- Requirement
Quote all entries exactly, leaving pictures aside.

- Source data

"""

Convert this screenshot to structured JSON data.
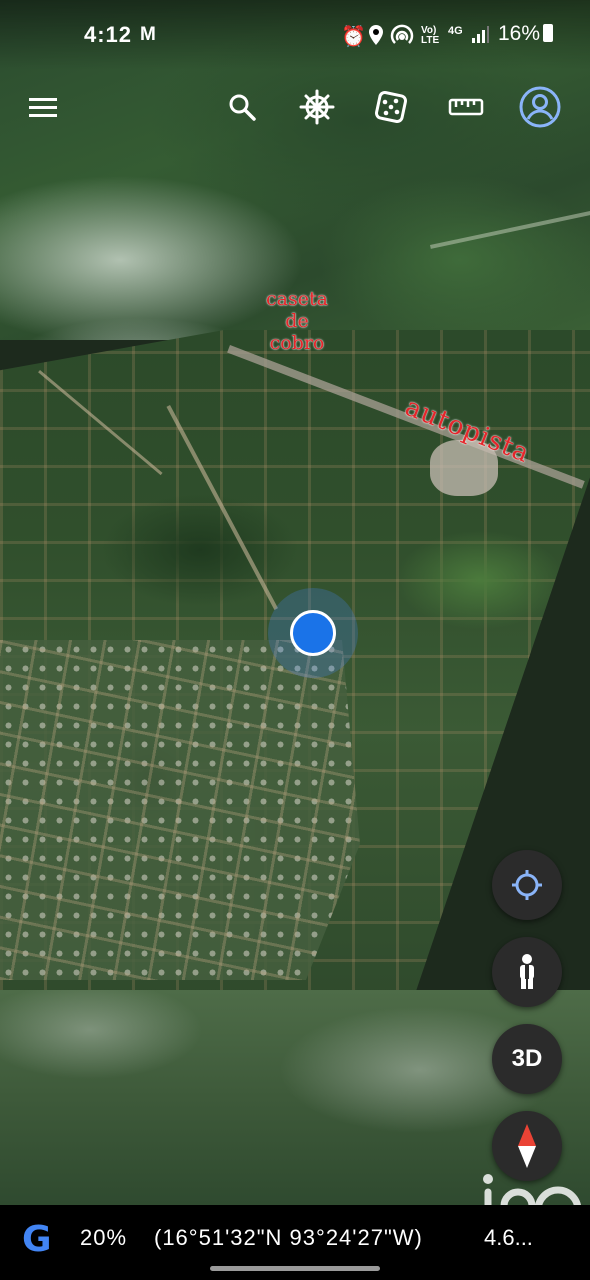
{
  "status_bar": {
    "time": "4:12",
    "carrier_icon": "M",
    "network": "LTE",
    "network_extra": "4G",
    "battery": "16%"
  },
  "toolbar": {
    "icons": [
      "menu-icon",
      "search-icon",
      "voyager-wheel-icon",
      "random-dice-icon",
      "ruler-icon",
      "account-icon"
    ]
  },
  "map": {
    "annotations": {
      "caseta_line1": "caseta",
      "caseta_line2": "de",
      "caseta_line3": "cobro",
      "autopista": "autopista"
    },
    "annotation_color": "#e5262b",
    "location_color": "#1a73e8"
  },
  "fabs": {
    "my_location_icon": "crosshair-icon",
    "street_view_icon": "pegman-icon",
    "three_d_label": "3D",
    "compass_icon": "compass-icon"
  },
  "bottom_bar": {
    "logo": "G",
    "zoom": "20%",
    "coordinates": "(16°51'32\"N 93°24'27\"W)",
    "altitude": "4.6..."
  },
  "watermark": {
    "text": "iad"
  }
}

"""

- Result of this exercise
Convert this screenshot to structured JSON data.
{
  "status_bar": {
    "time": "4:12",
    "carrier_icon": "M",
    "network": "LTE",
    "network_extra": "4G",
    "battery": "16%"
  },
  "toolbar": {
    "icons": [
      "menu-icon",
      "search-icon",
      "voyager-wheel-icon",
      "random-dice-icon",
      "ruler-icon",
      "account-icon"
    ]
  },
  "map": {
    "annotations": {
      "caseta_line1": "caseta",
      "caseta_line2": "de",
      "caseta_line3": "cobro",
      "autopista": "autopista"
    },
    "annotation_color": "#e5262b",
    "location_color": "#1a73e8"
  },
  "fabs": {
    "my_location_icon": "crosshair-icon",
    "street_view_icon": "pegman-icon",
    "three_d_label": "3D",
    "compass_icon": "compass-icon"
  },
  "bottom_bar": {
    "logo": "G",
    "zoom": "20%",
    "coordinates": "(16°51'32\"N 93°24'27\"W)",
    "altitude": "4.6..."
  },
  "watermark": {
    "text": "iad"
  }
}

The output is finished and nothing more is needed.